┌─ DATA FOR THE TASK
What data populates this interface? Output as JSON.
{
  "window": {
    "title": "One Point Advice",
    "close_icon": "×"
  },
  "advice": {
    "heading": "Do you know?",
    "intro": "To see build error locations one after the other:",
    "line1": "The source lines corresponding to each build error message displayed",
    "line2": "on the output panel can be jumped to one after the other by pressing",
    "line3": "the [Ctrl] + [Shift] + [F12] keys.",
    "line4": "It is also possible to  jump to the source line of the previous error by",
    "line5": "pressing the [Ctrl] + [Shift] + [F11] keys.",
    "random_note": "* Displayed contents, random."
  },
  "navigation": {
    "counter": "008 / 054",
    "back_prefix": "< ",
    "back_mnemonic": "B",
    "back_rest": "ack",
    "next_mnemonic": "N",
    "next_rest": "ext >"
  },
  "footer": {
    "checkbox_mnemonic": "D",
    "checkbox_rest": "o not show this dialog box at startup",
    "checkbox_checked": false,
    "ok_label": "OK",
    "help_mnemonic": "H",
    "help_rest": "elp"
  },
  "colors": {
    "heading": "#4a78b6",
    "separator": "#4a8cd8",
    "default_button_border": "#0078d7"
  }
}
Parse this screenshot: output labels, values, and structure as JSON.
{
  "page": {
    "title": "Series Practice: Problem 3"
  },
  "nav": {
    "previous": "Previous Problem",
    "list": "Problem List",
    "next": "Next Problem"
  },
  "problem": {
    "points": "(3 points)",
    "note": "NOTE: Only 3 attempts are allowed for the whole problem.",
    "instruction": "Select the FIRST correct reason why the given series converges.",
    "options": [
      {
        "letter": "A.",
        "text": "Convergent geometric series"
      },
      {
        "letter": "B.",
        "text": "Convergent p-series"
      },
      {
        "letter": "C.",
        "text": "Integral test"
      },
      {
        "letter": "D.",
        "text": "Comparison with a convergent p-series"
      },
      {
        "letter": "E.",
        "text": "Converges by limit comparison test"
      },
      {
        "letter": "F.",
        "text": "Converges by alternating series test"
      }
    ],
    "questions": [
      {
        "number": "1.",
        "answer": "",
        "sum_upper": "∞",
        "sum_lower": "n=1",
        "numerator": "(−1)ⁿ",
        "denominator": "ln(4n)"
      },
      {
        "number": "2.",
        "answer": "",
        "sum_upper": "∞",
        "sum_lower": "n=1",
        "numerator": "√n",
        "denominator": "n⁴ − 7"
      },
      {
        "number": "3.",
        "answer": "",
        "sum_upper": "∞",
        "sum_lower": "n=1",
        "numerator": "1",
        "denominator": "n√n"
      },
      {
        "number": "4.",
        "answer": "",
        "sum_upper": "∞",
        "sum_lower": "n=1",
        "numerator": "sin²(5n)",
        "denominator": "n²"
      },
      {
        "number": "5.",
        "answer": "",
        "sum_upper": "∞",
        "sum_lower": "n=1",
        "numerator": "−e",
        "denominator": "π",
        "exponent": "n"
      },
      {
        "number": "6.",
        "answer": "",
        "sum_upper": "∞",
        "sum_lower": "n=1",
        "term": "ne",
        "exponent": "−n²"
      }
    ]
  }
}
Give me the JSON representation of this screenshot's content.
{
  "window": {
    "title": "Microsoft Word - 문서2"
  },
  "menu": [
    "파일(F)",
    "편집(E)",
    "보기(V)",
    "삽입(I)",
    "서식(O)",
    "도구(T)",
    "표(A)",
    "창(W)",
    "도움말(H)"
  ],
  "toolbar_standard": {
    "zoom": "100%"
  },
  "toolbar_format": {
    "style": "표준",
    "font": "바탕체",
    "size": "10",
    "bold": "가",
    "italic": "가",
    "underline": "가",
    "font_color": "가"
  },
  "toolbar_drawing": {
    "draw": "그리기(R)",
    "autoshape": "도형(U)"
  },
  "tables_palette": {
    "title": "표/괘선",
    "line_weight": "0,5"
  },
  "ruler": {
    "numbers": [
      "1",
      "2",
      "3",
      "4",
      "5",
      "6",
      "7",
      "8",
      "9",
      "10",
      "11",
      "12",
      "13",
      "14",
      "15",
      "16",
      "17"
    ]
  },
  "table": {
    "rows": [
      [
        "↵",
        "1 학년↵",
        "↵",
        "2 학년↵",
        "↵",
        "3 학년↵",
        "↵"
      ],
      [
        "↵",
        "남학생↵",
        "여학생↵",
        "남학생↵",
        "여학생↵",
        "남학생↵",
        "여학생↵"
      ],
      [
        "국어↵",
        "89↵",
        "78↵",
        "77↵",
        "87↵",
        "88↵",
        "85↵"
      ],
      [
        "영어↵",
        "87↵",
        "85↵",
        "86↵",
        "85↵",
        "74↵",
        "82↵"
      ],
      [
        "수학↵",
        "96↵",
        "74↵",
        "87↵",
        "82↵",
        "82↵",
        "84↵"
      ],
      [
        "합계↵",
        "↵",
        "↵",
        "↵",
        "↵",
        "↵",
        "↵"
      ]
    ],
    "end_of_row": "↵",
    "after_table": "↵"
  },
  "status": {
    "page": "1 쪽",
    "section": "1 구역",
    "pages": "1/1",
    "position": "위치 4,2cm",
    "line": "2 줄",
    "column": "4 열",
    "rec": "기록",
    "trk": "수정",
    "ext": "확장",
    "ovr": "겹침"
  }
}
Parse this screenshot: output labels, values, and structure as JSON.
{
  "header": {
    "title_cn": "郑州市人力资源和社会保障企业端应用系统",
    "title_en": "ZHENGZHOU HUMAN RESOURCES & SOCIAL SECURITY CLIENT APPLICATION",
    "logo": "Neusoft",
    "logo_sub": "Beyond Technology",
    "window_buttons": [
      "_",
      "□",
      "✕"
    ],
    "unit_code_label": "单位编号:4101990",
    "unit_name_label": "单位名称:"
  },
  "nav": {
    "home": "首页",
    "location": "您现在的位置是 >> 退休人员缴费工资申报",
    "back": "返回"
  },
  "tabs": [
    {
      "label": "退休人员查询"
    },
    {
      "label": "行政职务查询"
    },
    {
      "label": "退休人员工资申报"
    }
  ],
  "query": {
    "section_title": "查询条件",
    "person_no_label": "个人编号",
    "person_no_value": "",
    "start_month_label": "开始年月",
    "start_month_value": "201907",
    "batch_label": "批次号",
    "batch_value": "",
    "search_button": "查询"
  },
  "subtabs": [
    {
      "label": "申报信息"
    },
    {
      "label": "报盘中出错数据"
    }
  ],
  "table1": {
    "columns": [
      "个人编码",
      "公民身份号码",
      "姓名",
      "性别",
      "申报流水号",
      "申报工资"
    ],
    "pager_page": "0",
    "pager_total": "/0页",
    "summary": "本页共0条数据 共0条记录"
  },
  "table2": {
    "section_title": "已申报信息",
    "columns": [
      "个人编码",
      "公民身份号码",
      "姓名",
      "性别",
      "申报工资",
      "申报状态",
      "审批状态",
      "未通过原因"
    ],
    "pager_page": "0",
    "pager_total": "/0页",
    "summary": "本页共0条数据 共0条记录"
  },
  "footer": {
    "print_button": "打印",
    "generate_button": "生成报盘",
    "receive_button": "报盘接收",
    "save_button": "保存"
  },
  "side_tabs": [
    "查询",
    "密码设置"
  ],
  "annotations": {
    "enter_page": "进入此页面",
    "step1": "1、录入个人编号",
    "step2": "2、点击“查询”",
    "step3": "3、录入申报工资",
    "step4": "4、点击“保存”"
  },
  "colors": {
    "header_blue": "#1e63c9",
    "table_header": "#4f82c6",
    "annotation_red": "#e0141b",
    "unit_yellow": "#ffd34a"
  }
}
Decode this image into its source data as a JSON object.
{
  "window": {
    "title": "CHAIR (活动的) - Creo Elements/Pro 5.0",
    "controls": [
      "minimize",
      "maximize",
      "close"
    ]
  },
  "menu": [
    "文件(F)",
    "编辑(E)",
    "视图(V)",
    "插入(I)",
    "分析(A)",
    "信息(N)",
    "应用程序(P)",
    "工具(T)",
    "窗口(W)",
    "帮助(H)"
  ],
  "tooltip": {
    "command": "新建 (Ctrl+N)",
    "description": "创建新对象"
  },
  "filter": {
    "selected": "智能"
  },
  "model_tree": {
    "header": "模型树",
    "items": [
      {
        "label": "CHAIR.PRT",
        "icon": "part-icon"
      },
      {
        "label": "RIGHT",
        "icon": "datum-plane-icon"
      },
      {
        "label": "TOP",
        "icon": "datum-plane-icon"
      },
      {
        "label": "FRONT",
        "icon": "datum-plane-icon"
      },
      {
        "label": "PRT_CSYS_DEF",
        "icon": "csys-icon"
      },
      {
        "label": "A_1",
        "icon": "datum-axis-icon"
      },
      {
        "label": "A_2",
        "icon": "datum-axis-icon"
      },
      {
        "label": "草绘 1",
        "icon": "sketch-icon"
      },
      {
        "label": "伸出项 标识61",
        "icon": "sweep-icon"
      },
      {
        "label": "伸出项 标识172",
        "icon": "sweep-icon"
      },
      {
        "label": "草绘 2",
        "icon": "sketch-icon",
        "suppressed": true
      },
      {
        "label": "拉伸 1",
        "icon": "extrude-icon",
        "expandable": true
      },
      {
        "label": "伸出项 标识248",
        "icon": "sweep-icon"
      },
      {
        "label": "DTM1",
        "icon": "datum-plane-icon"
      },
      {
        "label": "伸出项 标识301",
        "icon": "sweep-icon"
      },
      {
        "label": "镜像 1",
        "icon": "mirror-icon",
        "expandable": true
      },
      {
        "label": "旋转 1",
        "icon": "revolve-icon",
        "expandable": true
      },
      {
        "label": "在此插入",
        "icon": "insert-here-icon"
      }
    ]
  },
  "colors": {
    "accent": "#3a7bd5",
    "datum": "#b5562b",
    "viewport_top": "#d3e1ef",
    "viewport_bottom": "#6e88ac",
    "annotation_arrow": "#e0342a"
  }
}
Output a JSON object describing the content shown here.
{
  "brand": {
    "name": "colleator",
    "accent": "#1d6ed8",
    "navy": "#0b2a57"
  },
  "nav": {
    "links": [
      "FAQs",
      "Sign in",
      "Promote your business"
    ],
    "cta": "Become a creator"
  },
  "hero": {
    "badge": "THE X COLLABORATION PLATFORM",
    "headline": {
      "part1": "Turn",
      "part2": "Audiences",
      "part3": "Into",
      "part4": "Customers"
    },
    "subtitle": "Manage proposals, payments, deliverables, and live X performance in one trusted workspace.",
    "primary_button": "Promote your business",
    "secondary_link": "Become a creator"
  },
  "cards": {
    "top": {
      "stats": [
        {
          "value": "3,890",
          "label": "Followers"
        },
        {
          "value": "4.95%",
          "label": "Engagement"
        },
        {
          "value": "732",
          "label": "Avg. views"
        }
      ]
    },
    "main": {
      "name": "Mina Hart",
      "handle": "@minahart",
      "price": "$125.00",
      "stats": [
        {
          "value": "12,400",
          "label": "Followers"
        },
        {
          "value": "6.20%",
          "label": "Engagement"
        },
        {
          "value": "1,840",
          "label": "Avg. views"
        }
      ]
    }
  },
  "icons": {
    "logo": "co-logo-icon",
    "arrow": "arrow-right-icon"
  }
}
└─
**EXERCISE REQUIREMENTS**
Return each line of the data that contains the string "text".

**TASK ANSWER**
        "text": "Convergent geometric series"
        "text": "Convergent p-series"
        "text": "Integral test"
        "text": "Comparison with a convergent p-series"
        "text": "Converges by limit comparison test"
        "text": "Converges by alternating series test"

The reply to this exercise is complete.